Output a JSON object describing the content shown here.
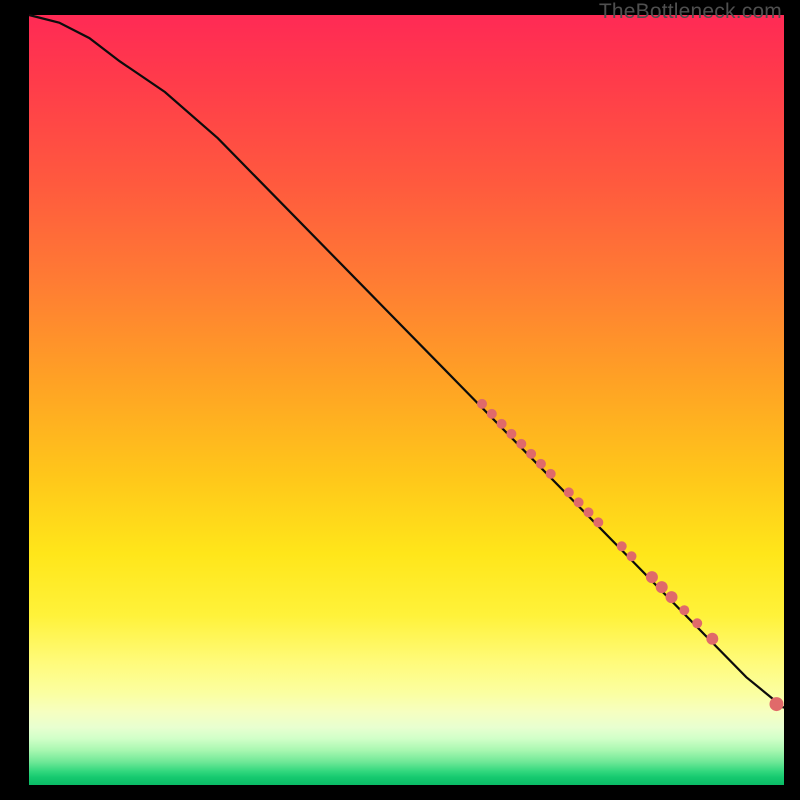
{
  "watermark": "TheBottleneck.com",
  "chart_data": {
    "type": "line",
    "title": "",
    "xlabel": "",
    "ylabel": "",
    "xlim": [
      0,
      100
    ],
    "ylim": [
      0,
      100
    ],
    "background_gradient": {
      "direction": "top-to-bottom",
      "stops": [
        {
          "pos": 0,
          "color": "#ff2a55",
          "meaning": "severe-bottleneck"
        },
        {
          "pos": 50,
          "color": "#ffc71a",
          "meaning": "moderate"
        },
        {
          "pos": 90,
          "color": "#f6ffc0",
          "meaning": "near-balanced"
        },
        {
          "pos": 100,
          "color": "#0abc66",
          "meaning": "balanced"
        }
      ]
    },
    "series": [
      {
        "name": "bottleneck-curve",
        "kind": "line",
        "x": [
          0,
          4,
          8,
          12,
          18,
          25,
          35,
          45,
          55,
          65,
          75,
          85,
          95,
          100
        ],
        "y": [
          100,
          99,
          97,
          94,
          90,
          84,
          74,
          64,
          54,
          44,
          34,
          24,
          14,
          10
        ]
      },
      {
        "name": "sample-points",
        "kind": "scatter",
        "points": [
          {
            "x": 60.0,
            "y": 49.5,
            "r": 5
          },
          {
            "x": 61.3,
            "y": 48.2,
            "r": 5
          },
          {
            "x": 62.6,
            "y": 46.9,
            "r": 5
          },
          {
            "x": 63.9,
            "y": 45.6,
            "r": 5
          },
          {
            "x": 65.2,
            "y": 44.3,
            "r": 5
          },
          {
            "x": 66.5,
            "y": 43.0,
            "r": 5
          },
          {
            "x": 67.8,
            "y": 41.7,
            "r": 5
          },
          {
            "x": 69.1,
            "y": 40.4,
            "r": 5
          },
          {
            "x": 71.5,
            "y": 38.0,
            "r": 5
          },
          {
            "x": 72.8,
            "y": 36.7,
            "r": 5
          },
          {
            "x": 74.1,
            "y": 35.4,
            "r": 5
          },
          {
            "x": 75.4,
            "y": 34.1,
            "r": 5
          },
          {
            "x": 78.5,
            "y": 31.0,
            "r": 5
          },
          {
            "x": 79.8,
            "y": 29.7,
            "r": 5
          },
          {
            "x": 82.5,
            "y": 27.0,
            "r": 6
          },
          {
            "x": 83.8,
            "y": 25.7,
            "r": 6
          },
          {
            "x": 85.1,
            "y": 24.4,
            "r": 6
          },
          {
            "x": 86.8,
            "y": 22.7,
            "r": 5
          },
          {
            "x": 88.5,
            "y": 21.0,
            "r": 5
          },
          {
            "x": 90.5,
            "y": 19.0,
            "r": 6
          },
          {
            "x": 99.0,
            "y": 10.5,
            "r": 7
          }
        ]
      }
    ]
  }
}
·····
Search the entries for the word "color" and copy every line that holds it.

◆ WRITTEN SOLUTION:
          "color": "#ff2a55",
          "color": "#ffc71a",
          "color": "#f6ffc0",
          "color": "#0abc66",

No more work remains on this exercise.